Problem requirements = Restate word for word each line of the data, starting at the one containing "Decode this image" and running through the last.

App and web page records =

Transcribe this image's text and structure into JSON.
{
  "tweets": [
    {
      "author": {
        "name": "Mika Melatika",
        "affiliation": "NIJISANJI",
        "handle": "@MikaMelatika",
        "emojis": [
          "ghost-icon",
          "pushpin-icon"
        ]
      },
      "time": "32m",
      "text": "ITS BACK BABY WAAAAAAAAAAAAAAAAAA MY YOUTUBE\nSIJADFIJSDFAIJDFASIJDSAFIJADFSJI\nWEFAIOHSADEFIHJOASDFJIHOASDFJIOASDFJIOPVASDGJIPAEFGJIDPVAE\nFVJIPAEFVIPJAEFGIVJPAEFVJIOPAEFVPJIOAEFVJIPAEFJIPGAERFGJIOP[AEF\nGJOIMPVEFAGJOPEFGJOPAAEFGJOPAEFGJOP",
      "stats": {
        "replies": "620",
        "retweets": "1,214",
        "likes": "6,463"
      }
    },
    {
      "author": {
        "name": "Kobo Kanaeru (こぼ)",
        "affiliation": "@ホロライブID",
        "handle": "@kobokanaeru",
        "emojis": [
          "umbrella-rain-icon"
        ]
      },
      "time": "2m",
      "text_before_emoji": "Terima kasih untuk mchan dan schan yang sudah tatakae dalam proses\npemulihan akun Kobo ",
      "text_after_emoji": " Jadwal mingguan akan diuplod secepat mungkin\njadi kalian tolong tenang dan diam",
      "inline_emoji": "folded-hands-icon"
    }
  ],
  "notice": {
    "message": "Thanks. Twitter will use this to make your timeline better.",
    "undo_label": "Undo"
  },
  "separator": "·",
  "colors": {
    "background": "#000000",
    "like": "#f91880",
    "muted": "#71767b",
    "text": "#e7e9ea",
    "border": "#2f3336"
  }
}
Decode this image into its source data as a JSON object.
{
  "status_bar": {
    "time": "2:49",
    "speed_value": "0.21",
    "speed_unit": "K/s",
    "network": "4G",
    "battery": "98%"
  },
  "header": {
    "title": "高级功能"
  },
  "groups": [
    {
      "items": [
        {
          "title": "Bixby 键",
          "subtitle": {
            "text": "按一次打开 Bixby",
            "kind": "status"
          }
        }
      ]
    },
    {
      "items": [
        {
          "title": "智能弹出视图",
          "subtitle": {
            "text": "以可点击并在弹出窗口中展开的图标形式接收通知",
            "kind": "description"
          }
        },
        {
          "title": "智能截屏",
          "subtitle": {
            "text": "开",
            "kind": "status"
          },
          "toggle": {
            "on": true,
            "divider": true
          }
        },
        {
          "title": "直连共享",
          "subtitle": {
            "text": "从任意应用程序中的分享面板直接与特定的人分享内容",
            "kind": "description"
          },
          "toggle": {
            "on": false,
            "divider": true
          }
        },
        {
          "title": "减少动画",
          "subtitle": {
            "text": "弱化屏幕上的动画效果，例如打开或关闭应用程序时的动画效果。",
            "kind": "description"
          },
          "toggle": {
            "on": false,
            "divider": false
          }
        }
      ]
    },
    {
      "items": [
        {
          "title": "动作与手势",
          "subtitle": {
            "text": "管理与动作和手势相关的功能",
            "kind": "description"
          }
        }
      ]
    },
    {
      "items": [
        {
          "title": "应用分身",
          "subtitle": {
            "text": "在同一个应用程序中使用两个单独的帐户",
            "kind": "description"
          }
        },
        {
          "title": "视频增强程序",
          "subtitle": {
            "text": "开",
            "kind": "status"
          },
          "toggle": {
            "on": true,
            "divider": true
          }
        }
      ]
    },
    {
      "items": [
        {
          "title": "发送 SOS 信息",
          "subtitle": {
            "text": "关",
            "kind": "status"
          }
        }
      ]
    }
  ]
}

Task output =
Decode this image into its source data as a JSON object.
{
  "status_bar": {
    "time": "2:49",
    "speed_value": "0.21",
    "speed_unit": "K/s",
    "network": "4G",
    "battery": "98%"
  },
  "header": {
    "title": "高级功能"
  },
  "groups": [
    {
      "items": [
        {
          "title": "Bixby 键",
          "subtitle": {
            "text": "按一次打开 Bixby",
            "kind": "status"
          }
        }
      ]
    },
    {
      "items": [
        {
          "title": "智能弹出视图",
          "subtitle": {
            "text": "以可点击并在弹出窗口中展开的图标形式接收通知",
            "kind": "description"
          }
        },
        {
          "title": "智能截屏",
          "subtitle": {
            "text": "开",
            "kind": "status"
          },
          "toggle": {
            "on": true,
            "divider": true
          }
        },
        {
          "title": "直连共享",
          "subtitle": {
            "text": "从任意应用程序中的分享面板直接与特定的人分享内容",
            "kind": "description"
          },
          "toggle": {
            "on": false,
            "divider": true
          }
        },
        {
          "title": "减少动画",
          "subtitle": {
            "text": "弱化屏幕上的动画效果，例如打开或关闭应用程序时的动画效果。",
            "kind": "description"
          },
          "toggle": {
            "on": false,
            "divider": false
          }
        }
      ]
    },
    {
      "items": [
        {
          "title": "动作与手势",
          "subtitle": {
            "text": "管理与动作和手势相关的功能",
            "kind": "description"
          }
        }
      ]
    },
    {
      "items": [
        {
          "title": "应用分身",
          "subtitle": {
            "text": "在同一个应用程序中使用两个单独的帐户",
            "kind": "description"
          }
        },
        {
          "title": "视频增强程序",
          "subtitle": {
            "text": "开",
            "kind": "status"
          },
          "toggle": {
            "on": true,
            "divider": true
          }
        }
      ]
    },
    {
      "items": [
        {
          "title": "发送 SOS 信息",
          "subtitle": {
            "text": "关",
            "kind": "status"
          }
        }
      ]
    }
  ]
}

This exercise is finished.